There are certain elements which every novel has and these
* style and presentation.
Most of you will be familiar with all of these, but it
doesn't hurt to revise!
This is what happens in the novel, it's the author's
arrangement of the story.
Key points to note:
- there can be a logical development of events with a careful
linking of scenes or
- there can be a series of apparently unrelated scenes which
are not shown to be connected until the end of the novel - there should be a
beginning, a middle and an end
- the plot should be plausible, but there can still be
room for the element of surprise
- there should be conflict, either within the central
characters or between characters, or between characters and their environment
- the climax of the story is the highest point of
interest; the moment when the conflict is most intense; the time when the
consequences of a character's actions become inevitable; when all the main
points of the plot merge
- the denouement is when all the little mysteries in
the plot are revealed and all the loose ends are tidied up
- the pace of the novel slows with the denouement.
This is a sequence (or sequences) of events that parallels
the main plot; it can closely resemble the main plot or it can diverge in
significant ways in order to highlight the main plot.
The setting of a novel encompasses a number of different, but
* time - day or night; summer or winter; the historical
period (an actual date)
* place - inside or outside; country or city; specific town
and country; real or fictional
* social - the minor characters who take little part in
advancing the plot, but whose presence contributes to the realism of the novel
* mood and atmosphere - eerie; dangerous; menacing; tense;
threatening; relaxing; nostalgic; happy; light-hearted etc.
Characters in a novel are the vehicles by which the author
conveys to us his / her view of the world.
Key points to note:
- we learn about individual characters from their own words
and actions; from what other characters say about them and the way others act
- characters help to advance the plot
- believable characters must grow and change in response to
their experiences in the novel.
This is the central idea which runs through the novel; the
author's purpose in writing.
- it is the point of view from which the author is writing
and there may be a moral to the story - such as the need for social
reform in many of Dickens' novels
- the theme gives the story focus, unity, impact and a
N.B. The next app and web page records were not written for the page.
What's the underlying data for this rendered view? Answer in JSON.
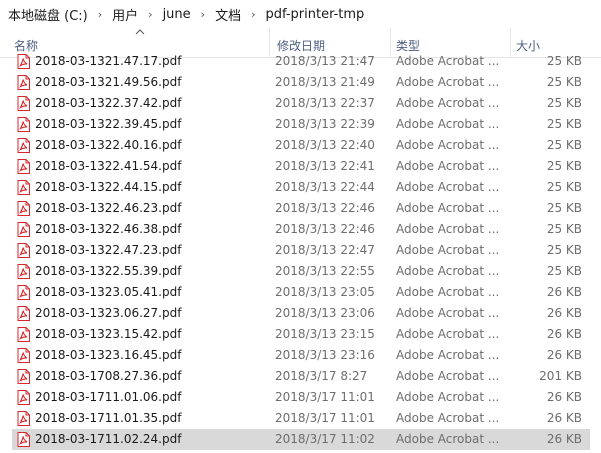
{
  "breadcrumb": [
    "本地磁盘 (C:)",
    "用户",
    "june",
    "文档",
    "pdf-printer-tmp"
  ],
  "breadcrumb_separator": "›",
  "columns": {
    "name": "名称",
    "date": "修改日期",
    "type": "类型",
    "size": "大小"
  },
  "files": [
    {
      "name": "2018-03-1321.47.17.pdf",
      "date": "2018/3/13 21:47",
      "type": "Adobe Acrobat ...",
      "size": "25 KB"
    },
    {
      "name": "2018-03-1321.49.56.pdf",
      "date": "2018/3/13 21:49",
      "type": "Adobe Acrobat ...",
      "size": "25 KB"
    },
    {
      "name": "2018-03-1322.37.42.pdf",
      "date": "2018/3/13 22:37",
      "type": "Adobe Acrobat ...",
      "size": "25 KB"
    },
    {
      "name": "2018-03-1322.39.45.pdf",
      "date": "2018/3/13 22:39",
      "type": "Adobe Acrobat ...",
      "size": "25 KB"
    },
    {
      "name": "2018-03-1322.40.16.pdf",
      "date": "2018/3/13 22:40",
      "type": "Adobe Acrobat ...",
      "size": "25 KB"
    },
    {
      "name": "2018-03-1322.41.54.pdf",
      "date": "2018/3/13 22:41",
      "type": "Adobe Acrobat ...",
      "size": "25 KB"
    },
    {
      "name": "2018-03-1322.44.15.pdf",
      "date": "2018/3/13 22:44",
      "type": "Adobe Acrobat ...",
      "size": "25 KB"
    },
    {
      "name": "2018-03-1322.46.23.pdf",
      "date": "2018/3/13 22:46",
      "type": "Adobe Acrobat ...",
      "size": "25 KB"
    },
    {
      "name": "2018-03-1322.46.38.pdf",
      "date": "2018/3/13 22:46",
      "type": "Adobe Acrobat ...",
      "size": "25 KB"
    },
    {
      "name": "2018-03-1322.47.23.pdf",
      "date": "2018/3/13 22:47",
      "type": "Adobe Acrobat ...",
      "size": "25 KB"
    },
    {
      "name": "2018-03-1322.55.39.pdf",
      "date": "2018/3/13 22:55",
      "type": "Adobe Acrobat ...",
      "size": "25 KB"
    },
    {
      "name": "2018-03-1323.05.41.pdf",
      "date": "2018/3/13 23:05",
      "type": "Adobe Acrobat ...",
      "size": "26 KB"
    },
    {
      "name": "2018-03-1323.06.27.pdf",
      "date": "2018/3/13 23:06",
      "type": "Adobe Acrobat ...",
      "size": "26 KB"
    },
    {
      "name": "2018-03-1323.15.42.pdf",
      "date": "2018/3/13 23:15",
      "type": "Adobe Acrobat ...",
      "size": "26 KB"
    },
    {
      "name": "2018-03-1323.16.45.pdf",
      "date": "2018/3/13 23:16",
      "type": "Adobe Acrobat ...",
      "size": "26 KB"
    },
    {
      "name": "2018-03-1708.27.36.pdf",
      "date": "2018/3/17 8:27",
      "type": "Adobe Acrobat ...",
      "size": "201 KB"
    },
    {
      "name": "2018-03-1711.01.06.pdf",
      "date": "2018/3/17 11:01",
      "type": "Adobe Acrobat ...",
      "size": "26 KB"
    },
    {
      "name": "2018-03-1711.01.35.pdf",
      "date": "2018/3/17 11:01",
      "type": "Adobe Acrobat ...",
      "size": "26 KB"
    },
    {
      "name": "2018-03-1711.02.24.pdf",
      "date": "2018/3/17 11:02",
      "type": "Adobe Acrobat ...",
      "size": "26 KB",
      "selected": true
    }
  ],
  "icons": {
    "file": "pdf-file-icon",
    "sort": "sort-ascending-icon"
  },
  "colors": {
    "pdf_red": "#d9262b",
    "selection": "#d9d9d9",
    "header_text": "#4d6082"
  }
}
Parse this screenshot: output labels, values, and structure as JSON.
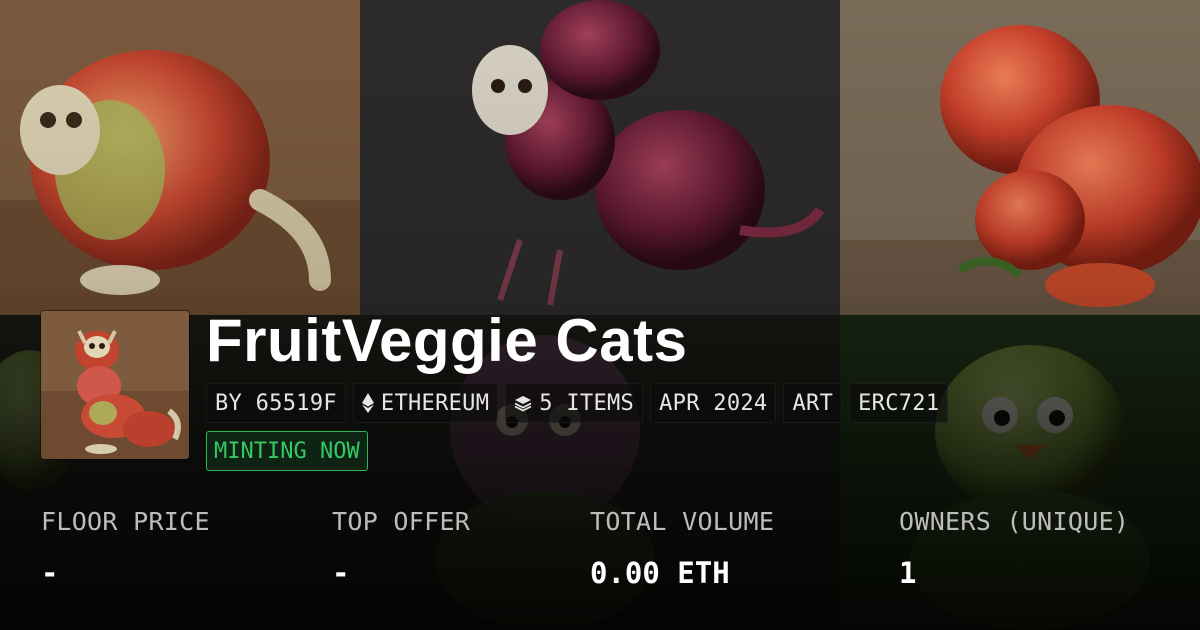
{
  "collection": {
    "title": "FruitVeggie Cats"
  },
  "tags": [
    {
      "label": "BY 65519F",
      "icon": ""
    },
    {
      "label": "ETHEREUM",
      "icon": "ethereum-icon"
    },
    {
      "label": "5 ITEMS",
      "icon": "layers-icon"
    },
    {
      "label": "APR 2024",
      "icon": ""
    },
    {
      "label": "ART",
      "icon": ""
    },
    {
      "label": "ERC721",
      "icon": ""
    }
  ],
  "status": {
    "label": "MINTING NOW",
    "color": "#35c864"
  },
  "stats": [
    {
      "label": "FLOOR PRICE",
      "value": "-"
    },
    {
      "label": "TOP OFFER",
      "value": "-"
    },
    {
      "label": "TOTAL VOLUME",
      "value": "0.00 ETH"
    },
    {
      "label": "OWNERS (UNIQUE)",
      "value": "1"
    }
  ],
  "background": {
    "images": [
      "apple-creature",
      "beet-creature",
      "tomato-creature",
      "fig-creature",
      "pear-creature"
    ]
  }
}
- the theme becomes clear by looking at what happens to the
major characters. If the main character survives while others don't, it shows us
that his (or her) behaviour is being rewarded by the author
These are often used to help clarify a theme and can be
anything from a single object (a key, a necklace, a stone); a place (the beach,
an airport, a house); a repeated type of object (a dark car, a woman in
sunglasses, an eagle flying overhead); a shape (diamonds, circles, crucifixes);
a gesture (wiping glasses, lighting a pipe, a hand in a pocket); a colour; a
sound; a piece of music, poetry; to a fragrance (the smell of new-mown grass,
- symbols are used to give intangible ideas and emotions a
visibility and solidity that makes the reader notice them
- symbols can help to give unity to the plot - a recurring
symbol is used to link different events and characters
This is the revelation of the unexpected consequences of
actions and words.
- irony can add interest, humour and impact to the novel
- it can give depth to characters, tighten the plot, help to
define the characters and contribute to our understanding of the author's theme.
This is the way the story is written.
There are four main ways a story can be presented (and
countless combinations of these):
the central character tells the story in his / her own
a non-central character tells the story
the author refers to all characters in the third person,
but reveals only what can be seen, heard or thought by a central character
the author refers to each character in the third person
and describes what most or all of the characters see, hear and think; the
author can also describe events which do not concern any of the characters
The author can adopt:
- a subjective point of view, which means he / she
judges and interprets the characters for the reader
- or an objective view, in which the author presents
events and allows the reader to make judgements
- an author can use 'flash-backs' to fill in background
The language used by the author also reveals the theme and
purpose of the novel:
- the complexity of sentence and paragraph structure; the use
of humour, satire and irony; imagery and other poetic devices and word choice
all contribute to our appreciation of the characters and events which involve
- the reader can be left totally unconcerned about the fate
of characters or can shed tears when some tragic end overtakes them.
When writing about the novel, you will always be directed to
discuss a particular aspect of the author's work.
* Work out just what the question is asking you to do
* Write a properly structured essay in response to the
AND - always read the question carefully to make sure that an
essay is the required response - if not, organise your information to suit the
requirements of the question, following the same steps for planning.
ALWAYS quote from the novel to illustrate and support
your main points. You're not expected to memorise large sections of the novel,
but it's easy to remember short quotations in a novel. For example, when writing
about a novel like Animal Farm, instead of using your own words to
describe the way the pigs gradually seize control of the farmyard revolution,
you could quote the change in the seventh commandment from: "All animals
are equal" at the beginning of the revolution to: "All animals
are equal but some are more equal than others" at the end.